I think there is a parallel between pro-lifers who "speak for" fetus "who cannot speak for themselves" and animal rights and environmental activists who "speak for" animals or the planet "who cannot speak for themselves," and this is a cause for concern. I am not saying that both are the same or that both are wrong, but there is a shared weakness to both movements which is that they cannot rely on feedbacks from the very group they claim to advocate for to hold themselves accountable.

In the end, I'd like to see animal rights and environmental movements develop their own methods of accountability. These movements need to accept the possibility that they could be doing something harmful despite best of their intentions and build structures of accountability to keep that risk under control.

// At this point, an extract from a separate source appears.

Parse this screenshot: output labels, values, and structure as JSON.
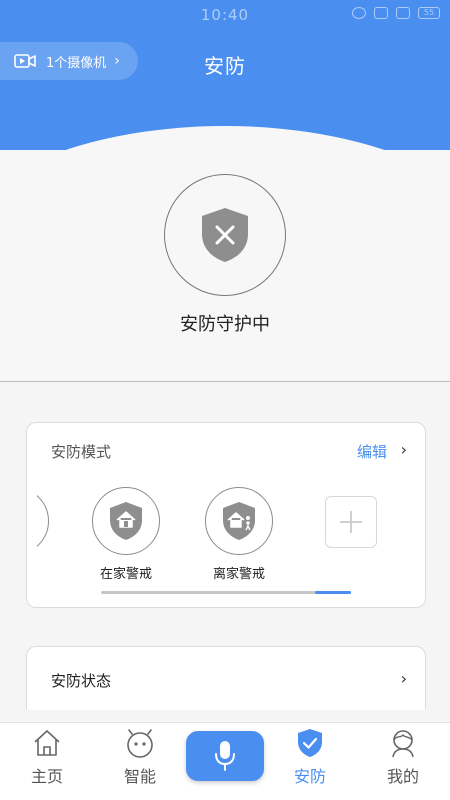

And if you think this comment is an attack on animal rights or environmental activism, you are not paying attention to what I am actually saying.

Although this is not the first time we see your PDPB (Public Display of Psychosis Behaviour) on this mailing list, I must say this is the best yet! Congratulations.

Interesting. I don't post that frequently to this list, and I believe that the last time I posted here is where I criticized someone's racist statement that Chinese people are intellectually and otherwise superior to Blacks. And that was in January 2003.

The post I made before that is from September 2001, in which I corrected someone's mischaracterisation of a hate-crime victim as a "cross-dresser" when in fact she was a transsexual. Oh, and also in July 2001, I asked if someone could give me a ride to the APIQWTC discussion meeting. Finally, I made another post in that month in which I relayed an annoucement about an event held at the San Francisco Public Library.

Tell me, which of the above post do you consider "public display of psychosis behaviour"? Is it psychotic to practice anti-racism? Or someone points out that the victim was a transsexual and not a "corss-dresser"? Or to ask for a ride? Or to announce an event? Please be specific.

Emi K.
-- * Putting the Emi back in Feminism since 1975.